UW-Madison released a campus climate survey to students Monday that will assess the experiences of people with various backgrounds and identities.
The survey has already received hundreds of responses, according to Jacqui Scott-Papke, a research and program associate in the Office of the Vice Provost and Chief Diversity Officer. Scott-Papke, Chief Diversity Officer Patrick Sims and several other partners have been working on the survey for over a year.
Questions about how students perceive themselves and others being treated during classroom experiences, how ethnic studies courses have prepared students to engage in diverse climates and whether students have personally experienced or witnessed an act of exclusion or harassment are all found on the survey, which will take roughly 20 minutes to complete.

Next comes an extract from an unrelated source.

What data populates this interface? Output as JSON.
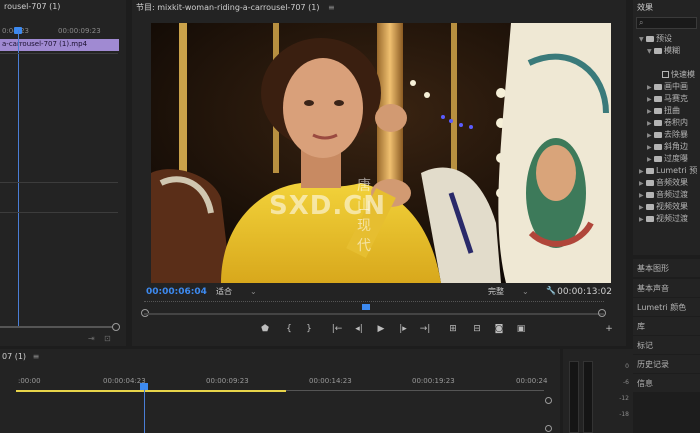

Sims explained that the survey was developed as a part of the university's 2015 Diversity Framework and Diversity Implementation Plan, both of which seek to set in stone ways the campus can improve attitudes and actions regarding equity and inclusion.
It will be accessible to credit-earning students only by email. Scott-Papke also said that although this survey targets only students, there are plans to create later surveys for other members of the UW-Madison community, like faculty and staff.
The university's goal is to have at least 20 percent of the student body—roughly 8,000 students—take the survey, which is currently being marketed in part through a video found on the survey's website, Scott-Papke explained.
"The chancellor sent out an invite, I'll be sending out another invite," Sims said. "There's a whole strategy planned and put in place that will help students keep this at the top-of-mind."
After the survey closes Nov. 7, the data will be cleaned and analyzed, a process Sims estimated will extend through the spring semester.
"That's the task, to figure out how we expand and improve upon what I think are some amazing resources and tools that the institution already provides," Sims explained. "How do we make that better? It's the constant and vigilant asking of that question."